- A piece of software that runs on a POSIX host to create the networking interfaces needed and that interfaces with the RoaS.
Gateway software is available for the following platforms (can be downloaded from the download portal):
- ARMv7-A (Cortex A7, etc)
- ARMv8-A (Cortex A53, etc)
- Mac OS
For platform questions and platform requests, please contact LumenRadio.
When running the host software a tun interface is created with a /64 IPv6 prefix. Once this is created packets can be send to and from the Mira network assuming you know the nodes' IPv6 addresses.
If, in a node in the network, getting the root address and sending to (as in the network sender example) these packets will be sent to the corresponding UDP port on the host in the gateway. This allows for writing your gateway code in any programming language that can be used on the host system.
Running the gateway¶
Connecting the RoaS¶
First the RoaS needs to be programmed. On a nRF52840 RoaS this will be done by running the following command when in the corresponding directory:
nrfjprog --family nrf52 --sectorerase \ --program mira_roas-nrf52840.hex --reset --verify
Running the host software¶
Start the gateway software as follows (parameters may differ slightly depending on the system):
sudo ./mira_gateway --rate=0 --mode=root --dev=/dev/ttyUSB0 --tundev=tun0 \ --key=11121314212223243132333441424344 --panid=13243546 --forward-udp
||The Mira performance rate to use at the gateway (this would typically be
||The mode of operation of the gateway (should be
||The serial device where the RoaS is connected.|
||The tun device that shall be created.|
||The link-layer encryption key to use (in hexadecimal).|
||The PAN ID to use (in hexadecimal).|
||Forward incoming UDP packets to host computer network stack.|
For starting this automatically at boot time it is recommended to start this from a script.
1 2 3 4 5 6 7 8 9 10 11 12 13 14 15 16 17
Testing the gateway¶
To verify functionality of the gateway, first flash a node to be running the
Start the gateway with the same network credentials as the network_sender node.
Also make sure to use the
Run the command
nc -l -6 -u 456 to start listen for UDP packets on port 456.
(Note: you might need to have root privileges to do this.)
Once the network has formed, you will start to receive packets from the network_sender
Wait for some additional time to let downward routes be established. Then run the following command:
ping6 -i 5 -c 50 fd01::1234
fd01::1234 with the IPv6 address of the network_sender device. And make sure
that the wait time (the
-i option) is long enough in relation to the configured
performance rates of the devices.
If the host system could successfully ping the network_sender, the gateway interfaces are functional.
If IPv6 routing in/out of the network is required, continue to the next section. Otherwise the gateway application can be written.
Setting up routing¶
If routing is to be performed, IPv6 forwarding is required in the host operating system. Please refer to documentation on this topic for your specific operating system.

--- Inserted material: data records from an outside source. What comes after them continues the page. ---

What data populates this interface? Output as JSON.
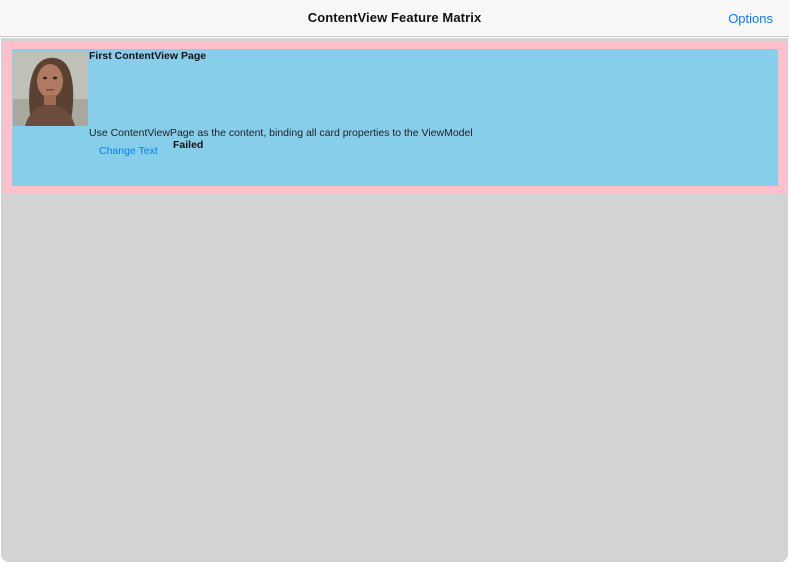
{
  "navbar": {
    "title": "ContentView Feature Matrix",
    "options_label": "Options"
  },
  "colors": {
    "content_background": "#d3d3d3",
    "card_border": "#ffc0cb",
    "card_background": "#87ceeb",
    "link_blue": "#0a7aff"
  },
  "card": {
    "image_icon": "person-photo",
    "title": "First ContentView Page",
    "description": "Use ContentViewPage as the content, binding all card properties to the ViewModel",
    "button_label": "Change Text",
    "status": "Failed"
  }
}
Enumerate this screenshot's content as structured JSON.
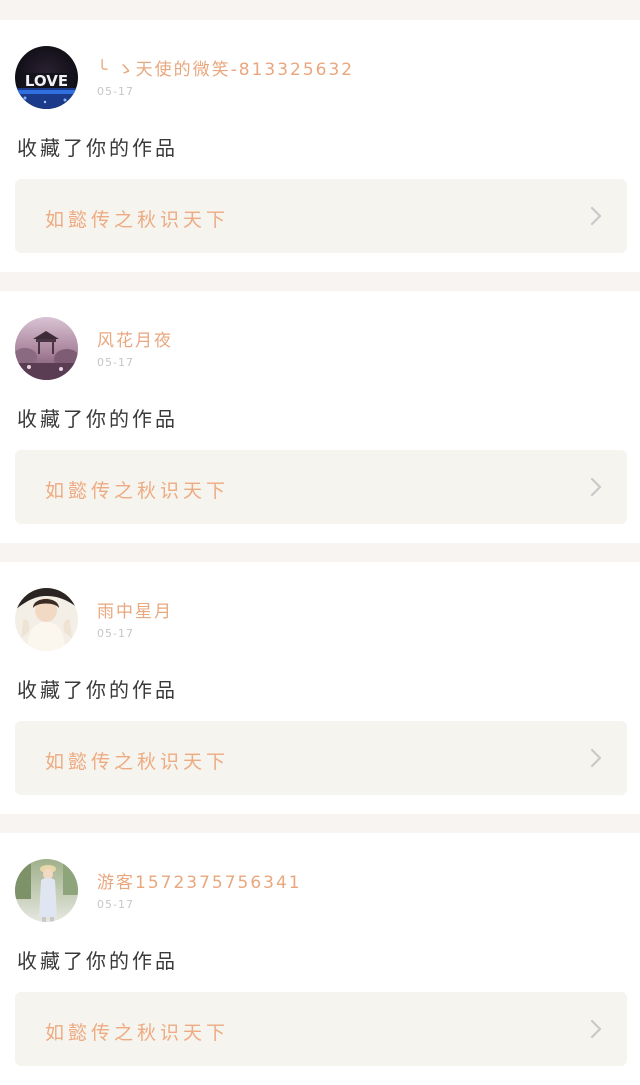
{
  "notifications": [
    {
      "username": "╰ ゝ天使的微笑-813325632",
      "time": "05-17",
      "action": "收藏了你的作品",
      "work_title": "如懿传之秋识天下",
      "avatar_icon": "love-sign-avatar"
    },
    {
      "username": "风花月夜",
      "time": "05-17",
      "action": "收藏了你的作品",
      "work_title": "如懿传之秋识天下",
      "avatar_icon": "pavilion-scene-avatar"
    },
    {
      "username": "雨中星月",
      "time": "05-17",
      "action": "收藏了你的作品",
      "work_title": "如懿传之秋识天下",
      "avatar_icon": "girl-portrait-avatar"
    },
    {
      "username": "游客1572375756341",
      "time": "05-17",
      "action": "收藏了你的作品",
      "work_title": "如懿传之秋识天下",
      "avatar_icon": "standing-figure-avatar"
    }
  ],
  "avatar_text": "LOVE",
  "colors": {
    "page_background": "#f7f4f2",
    "card_background": "#ffffff",
    "username": "#e9a77e",
    "work_title": "#eeab82",
    "work_box": "#f5f4ef",
    "time": "#c6c6c6",
    "action_text": "#3a3a3a"
  },
  "icons": {
    "chevron": "chevron-right-icon"
  }
}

The border gateway will liekly need to be set up to advertise that it is a router for the network prefix of the Mira network. This can be done in many different ways, radvd for Linux is one option. It will send ICMPv6 Router Advertisements on your Ethernet or WiFi network.
License handling of RoaS¶
The RoaS need a license to run. See License for details.
PA/LNA support on RoaS¶
Custom PA/LNA hardware control is supported on a RoaS. Configuration is done using the license area. See License for details.
The gateway supports distributing firmwares to Mira devices via the Mira FOTA service.
Firmwares are stored in the firmwares directory as N.bin, where N is the slot number (0 to 19). The border gateway reloads changed files regulary.
To prevent distributing partly written firmwares, first copy the new firmware to a temporary name and then move it over the old firmware file. Ie: cp new-firmware firmwares/0.tmp && mv firmwares/0.tmp firmwares/0.bin
LumenRadio has a reference gateway for development purposes that consists of a Raspberry Pi with a built-in Mira radio module as a RoaS. It can be used for reference purposes when building your own gateway, or while developing.
Figure 1: A Mira gateway